A woman, aged 51, was investigated because of nausea, vomiting and dysphagia. She had a psychiatric disorder and, 3 weeks previously, had swallowed a significant volume of concentrated hydrochloric acid. Investigations included upper gastrointestinal endoscopy and a barium meal radiograph. Endoscopy revealed an abnormal antral mucosa with pale and red areas, irregular ulceration and exudate formation (Fig. 1). In addition, there was narrowing in the region of the pylorus that prevented passage of the endoscope into the duodenal cap. A barium meal radiograph showed a stricture (arrow) involving the pylorus and lower antrum of the stomach (Fig. 2). The patient was subsequently treated surgically with a gastrojejunostomy.

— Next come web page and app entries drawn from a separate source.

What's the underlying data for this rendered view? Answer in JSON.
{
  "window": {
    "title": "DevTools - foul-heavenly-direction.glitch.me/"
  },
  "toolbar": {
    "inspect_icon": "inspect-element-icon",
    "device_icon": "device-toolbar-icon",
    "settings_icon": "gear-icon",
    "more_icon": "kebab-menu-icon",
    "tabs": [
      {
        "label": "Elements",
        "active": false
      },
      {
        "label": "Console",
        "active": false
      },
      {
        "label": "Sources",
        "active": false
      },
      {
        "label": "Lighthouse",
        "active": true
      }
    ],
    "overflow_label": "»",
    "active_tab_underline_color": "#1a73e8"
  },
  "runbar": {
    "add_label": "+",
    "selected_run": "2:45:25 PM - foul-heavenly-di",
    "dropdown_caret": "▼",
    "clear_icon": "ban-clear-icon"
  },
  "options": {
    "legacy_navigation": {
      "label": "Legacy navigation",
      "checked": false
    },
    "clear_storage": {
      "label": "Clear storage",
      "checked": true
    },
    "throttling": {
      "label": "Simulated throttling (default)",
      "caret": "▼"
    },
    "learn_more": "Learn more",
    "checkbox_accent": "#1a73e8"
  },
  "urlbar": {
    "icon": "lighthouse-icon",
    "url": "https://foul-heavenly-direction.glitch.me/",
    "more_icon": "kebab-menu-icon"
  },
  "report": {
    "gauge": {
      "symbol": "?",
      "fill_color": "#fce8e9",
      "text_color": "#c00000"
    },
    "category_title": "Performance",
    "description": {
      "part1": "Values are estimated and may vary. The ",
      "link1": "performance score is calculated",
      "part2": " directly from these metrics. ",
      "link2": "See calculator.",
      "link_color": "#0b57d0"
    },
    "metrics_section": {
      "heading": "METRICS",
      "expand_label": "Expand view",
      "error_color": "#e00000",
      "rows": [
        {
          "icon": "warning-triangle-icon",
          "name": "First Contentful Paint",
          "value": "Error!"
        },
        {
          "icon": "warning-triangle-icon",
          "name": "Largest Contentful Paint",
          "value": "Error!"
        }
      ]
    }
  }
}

Caustic injuries to the upper gastrointestinal tract continue to be a significant problem in most parts of the world. Two-thirds of these events occur because of accidental ingestion by children under the age of 6 years. The remainder occur in older children and adults and sometimes reflect intentional injury associated with various psychiatric disorders. Although both the esophagus and stomach can be damaged by acid and alkalies, acids tend to cause more damage in the stomach and alkalies more damage to the esophagus. The mechanism of damage also varies with the different agents; liquefaction necrosis for alkalies and coagulation necrosis for acids. The degree and extent of caustic injury is closely associated with mortality and with subsequent risks for stricture formation. In the presence of antral stenosis, endoscopic dilatation has been successful in at least some patients. Those with persistent strictures usually require surgery, either a partial gastrectomy or a gastroenterostomy. Although corticosteroids and antibiotics appear to be helpful for acute caustic injuries in animals, there is no persuasive evidence of benefit in humans.